SUPPLIED INFORMATION:

= = =

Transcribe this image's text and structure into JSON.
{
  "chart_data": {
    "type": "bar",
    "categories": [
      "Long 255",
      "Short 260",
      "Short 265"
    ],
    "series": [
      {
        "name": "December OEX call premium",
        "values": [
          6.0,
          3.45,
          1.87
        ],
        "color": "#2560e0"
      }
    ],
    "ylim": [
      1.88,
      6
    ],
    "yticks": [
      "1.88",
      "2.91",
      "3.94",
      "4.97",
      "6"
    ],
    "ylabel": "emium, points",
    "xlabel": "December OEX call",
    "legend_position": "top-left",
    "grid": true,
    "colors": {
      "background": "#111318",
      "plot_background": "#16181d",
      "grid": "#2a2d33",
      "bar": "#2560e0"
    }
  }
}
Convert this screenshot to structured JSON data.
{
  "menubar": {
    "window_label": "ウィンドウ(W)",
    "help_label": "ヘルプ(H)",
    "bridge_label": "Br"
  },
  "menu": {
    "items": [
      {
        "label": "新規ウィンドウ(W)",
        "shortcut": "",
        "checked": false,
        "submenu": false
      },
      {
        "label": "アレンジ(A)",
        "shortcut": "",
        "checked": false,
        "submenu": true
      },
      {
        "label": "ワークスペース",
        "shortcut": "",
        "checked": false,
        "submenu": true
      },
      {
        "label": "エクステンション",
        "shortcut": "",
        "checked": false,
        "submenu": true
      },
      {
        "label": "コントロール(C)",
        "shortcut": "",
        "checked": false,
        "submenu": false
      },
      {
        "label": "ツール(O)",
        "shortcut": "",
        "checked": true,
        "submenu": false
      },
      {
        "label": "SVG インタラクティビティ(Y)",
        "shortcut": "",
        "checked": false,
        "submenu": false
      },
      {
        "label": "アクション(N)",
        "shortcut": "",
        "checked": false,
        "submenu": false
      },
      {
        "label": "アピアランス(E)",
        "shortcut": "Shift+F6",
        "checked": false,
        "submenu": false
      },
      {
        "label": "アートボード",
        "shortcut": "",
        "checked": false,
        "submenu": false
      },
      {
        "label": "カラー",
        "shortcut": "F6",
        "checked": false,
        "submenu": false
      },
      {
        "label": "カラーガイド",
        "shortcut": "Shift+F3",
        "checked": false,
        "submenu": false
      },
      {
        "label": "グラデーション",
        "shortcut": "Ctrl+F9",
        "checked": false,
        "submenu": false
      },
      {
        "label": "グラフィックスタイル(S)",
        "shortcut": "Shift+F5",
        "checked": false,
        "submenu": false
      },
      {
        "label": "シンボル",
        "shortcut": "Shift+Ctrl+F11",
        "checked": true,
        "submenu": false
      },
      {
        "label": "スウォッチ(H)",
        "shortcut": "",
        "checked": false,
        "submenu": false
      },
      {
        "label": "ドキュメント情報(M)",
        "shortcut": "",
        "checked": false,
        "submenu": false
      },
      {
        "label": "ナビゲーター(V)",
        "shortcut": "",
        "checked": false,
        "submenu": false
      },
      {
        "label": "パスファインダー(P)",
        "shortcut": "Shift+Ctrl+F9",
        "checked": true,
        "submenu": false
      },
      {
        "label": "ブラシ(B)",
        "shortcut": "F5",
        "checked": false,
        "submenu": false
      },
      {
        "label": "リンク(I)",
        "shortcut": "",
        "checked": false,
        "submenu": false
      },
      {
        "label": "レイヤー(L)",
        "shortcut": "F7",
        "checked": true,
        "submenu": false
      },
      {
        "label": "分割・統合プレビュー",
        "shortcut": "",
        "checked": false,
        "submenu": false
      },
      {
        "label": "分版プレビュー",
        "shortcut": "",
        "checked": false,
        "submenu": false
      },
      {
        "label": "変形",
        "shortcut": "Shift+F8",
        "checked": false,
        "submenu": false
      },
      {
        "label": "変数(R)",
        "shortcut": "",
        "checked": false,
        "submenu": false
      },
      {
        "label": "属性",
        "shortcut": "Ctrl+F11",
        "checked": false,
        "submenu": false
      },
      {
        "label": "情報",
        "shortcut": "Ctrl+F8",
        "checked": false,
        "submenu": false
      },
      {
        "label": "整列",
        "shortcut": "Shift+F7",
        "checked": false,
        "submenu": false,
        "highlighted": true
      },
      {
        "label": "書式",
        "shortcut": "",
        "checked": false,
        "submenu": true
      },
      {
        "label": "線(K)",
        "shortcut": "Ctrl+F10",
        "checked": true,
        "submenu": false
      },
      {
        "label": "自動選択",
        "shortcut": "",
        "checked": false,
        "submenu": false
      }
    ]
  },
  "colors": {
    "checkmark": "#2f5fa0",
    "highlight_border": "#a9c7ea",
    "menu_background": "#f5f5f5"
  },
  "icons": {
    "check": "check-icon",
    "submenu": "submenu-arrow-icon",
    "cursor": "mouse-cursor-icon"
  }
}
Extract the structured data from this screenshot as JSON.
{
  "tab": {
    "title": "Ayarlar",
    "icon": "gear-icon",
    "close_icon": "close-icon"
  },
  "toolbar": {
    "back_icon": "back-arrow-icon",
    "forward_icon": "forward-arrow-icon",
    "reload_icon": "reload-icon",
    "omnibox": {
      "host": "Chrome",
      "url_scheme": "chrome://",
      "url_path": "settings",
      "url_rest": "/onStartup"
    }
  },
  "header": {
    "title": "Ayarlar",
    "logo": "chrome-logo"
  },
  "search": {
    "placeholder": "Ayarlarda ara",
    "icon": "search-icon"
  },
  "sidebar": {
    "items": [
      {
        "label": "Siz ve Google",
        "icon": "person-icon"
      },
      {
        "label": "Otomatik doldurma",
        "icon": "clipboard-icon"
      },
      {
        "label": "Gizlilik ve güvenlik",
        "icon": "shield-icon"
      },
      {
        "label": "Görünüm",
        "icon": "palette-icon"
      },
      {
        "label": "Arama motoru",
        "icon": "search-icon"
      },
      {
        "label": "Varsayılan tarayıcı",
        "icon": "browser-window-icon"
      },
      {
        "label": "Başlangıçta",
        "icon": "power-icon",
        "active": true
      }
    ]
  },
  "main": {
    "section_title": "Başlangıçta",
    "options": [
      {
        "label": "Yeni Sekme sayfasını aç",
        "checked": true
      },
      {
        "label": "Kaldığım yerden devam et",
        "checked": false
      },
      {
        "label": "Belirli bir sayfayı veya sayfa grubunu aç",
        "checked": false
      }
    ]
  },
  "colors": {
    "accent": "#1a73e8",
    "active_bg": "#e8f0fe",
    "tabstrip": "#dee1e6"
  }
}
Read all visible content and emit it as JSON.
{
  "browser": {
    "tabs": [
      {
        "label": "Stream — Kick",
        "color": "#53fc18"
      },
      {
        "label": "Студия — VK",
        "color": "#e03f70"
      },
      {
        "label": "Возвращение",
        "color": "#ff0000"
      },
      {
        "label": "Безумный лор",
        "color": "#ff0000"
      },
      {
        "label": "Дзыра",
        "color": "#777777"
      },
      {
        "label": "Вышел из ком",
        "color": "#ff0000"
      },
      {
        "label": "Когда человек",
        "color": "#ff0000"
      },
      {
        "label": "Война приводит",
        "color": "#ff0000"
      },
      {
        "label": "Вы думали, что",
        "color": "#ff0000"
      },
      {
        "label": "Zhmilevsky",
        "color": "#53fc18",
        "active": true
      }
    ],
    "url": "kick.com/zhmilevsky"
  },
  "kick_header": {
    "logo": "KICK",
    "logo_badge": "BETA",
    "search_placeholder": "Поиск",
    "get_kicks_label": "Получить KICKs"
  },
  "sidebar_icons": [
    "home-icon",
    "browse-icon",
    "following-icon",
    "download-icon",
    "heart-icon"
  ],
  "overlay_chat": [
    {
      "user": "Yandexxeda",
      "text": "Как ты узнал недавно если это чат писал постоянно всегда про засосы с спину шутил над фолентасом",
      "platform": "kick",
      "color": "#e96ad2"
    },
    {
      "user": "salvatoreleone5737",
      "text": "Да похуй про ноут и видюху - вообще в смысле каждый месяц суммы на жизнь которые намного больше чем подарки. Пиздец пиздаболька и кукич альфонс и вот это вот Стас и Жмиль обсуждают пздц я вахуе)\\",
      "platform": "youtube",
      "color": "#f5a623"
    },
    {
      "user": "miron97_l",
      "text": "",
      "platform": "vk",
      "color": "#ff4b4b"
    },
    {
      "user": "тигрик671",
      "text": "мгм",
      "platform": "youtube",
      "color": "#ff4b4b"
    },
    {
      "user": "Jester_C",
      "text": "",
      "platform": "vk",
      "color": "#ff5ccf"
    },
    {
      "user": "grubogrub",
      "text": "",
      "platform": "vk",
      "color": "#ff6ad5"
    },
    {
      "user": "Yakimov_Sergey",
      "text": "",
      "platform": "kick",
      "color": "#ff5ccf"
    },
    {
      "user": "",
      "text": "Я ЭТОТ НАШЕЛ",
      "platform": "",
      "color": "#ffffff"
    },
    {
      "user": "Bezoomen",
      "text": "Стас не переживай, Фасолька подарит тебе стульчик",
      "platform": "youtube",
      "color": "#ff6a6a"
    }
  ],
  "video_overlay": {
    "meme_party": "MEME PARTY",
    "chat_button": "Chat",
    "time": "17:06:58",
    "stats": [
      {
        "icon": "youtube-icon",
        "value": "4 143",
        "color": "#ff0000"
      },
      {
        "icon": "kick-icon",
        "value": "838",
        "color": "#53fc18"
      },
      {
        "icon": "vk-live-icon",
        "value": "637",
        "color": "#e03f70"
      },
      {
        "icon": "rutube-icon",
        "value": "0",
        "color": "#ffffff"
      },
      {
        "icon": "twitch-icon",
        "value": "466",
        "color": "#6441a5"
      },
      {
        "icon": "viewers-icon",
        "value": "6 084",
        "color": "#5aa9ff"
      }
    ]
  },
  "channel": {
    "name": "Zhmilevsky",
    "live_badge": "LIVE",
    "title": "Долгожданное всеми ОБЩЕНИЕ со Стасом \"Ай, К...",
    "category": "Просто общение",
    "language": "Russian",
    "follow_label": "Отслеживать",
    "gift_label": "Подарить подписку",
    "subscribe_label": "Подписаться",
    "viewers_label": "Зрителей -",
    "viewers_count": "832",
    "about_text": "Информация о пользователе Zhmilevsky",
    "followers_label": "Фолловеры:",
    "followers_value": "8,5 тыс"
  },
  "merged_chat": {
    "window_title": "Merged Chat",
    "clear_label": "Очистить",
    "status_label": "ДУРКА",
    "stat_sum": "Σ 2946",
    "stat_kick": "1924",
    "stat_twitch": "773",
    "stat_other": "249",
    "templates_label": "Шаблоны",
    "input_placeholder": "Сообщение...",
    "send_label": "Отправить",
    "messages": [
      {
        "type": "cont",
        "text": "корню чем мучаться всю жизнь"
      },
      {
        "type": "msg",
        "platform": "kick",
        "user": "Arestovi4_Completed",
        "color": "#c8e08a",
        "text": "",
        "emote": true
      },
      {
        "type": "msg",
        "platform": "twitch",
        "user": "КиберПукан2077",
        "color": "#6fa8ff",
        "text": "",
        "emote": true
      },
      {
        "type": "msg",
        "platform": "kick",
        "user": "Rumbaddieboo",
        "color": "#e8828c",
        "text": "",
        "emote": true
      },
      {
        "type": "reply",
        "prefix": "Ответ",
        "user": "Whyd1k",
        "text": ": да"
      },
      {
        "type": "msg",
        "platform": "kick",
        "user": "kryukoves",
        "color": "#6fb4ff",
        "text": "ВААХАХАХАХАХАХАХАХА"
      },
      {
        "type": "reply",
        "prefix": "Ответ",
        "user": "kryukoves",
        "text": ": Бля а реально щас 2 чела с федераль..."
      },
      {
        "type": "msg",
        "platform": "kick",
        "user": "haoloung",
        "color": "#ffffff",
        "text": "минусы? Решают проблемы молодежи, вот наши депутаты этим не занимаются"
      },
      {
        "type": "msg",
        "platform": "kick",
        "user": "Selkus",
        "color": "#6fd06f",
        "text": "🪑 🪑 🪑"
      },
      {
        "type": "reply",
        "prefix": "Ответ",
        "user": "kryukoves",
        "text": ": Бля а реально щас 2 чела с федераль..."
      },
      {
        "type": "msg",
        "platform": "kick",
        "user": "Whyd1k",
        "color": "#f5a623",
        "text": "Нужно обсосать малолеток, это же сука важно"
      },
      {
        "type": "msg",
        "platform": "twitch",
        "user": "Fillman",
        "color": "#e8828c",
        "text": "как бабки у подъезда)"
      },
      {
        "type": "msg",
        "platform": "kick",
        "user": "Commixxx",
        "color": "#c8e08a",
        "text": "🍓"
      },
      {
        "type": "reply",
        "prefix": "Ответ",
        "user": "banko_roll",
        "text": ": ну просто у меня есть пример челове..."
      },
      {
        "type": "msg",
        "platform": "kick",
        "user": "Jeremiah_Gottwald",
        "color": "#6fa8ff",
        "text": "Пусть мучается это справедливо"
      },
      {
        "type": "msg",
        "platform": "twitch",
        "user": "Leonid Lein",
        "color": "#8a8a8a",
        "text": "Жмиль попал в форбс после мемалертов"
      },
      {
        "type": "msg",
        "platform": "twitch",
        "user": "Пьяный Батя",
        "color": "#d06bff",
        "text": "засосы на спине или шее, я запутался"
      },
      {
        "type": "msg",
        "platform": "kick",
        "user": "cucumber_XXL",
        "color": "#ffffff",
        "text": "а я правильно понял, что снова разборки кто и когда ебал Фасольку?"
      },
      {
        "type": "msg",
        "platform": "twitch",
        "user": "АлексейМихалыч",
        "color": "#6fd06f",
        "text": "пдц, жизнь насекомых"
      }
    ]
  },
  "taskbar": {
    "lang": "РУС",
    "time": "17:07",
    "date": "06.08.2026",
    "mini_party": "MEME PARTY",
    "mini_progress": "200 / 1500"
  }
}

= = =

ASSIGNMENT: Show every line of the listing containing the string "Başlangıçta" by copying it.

ANSWER TO THIS TASK:
        "label": "Başlangıçta",
    "section_title": "Başlangıçta",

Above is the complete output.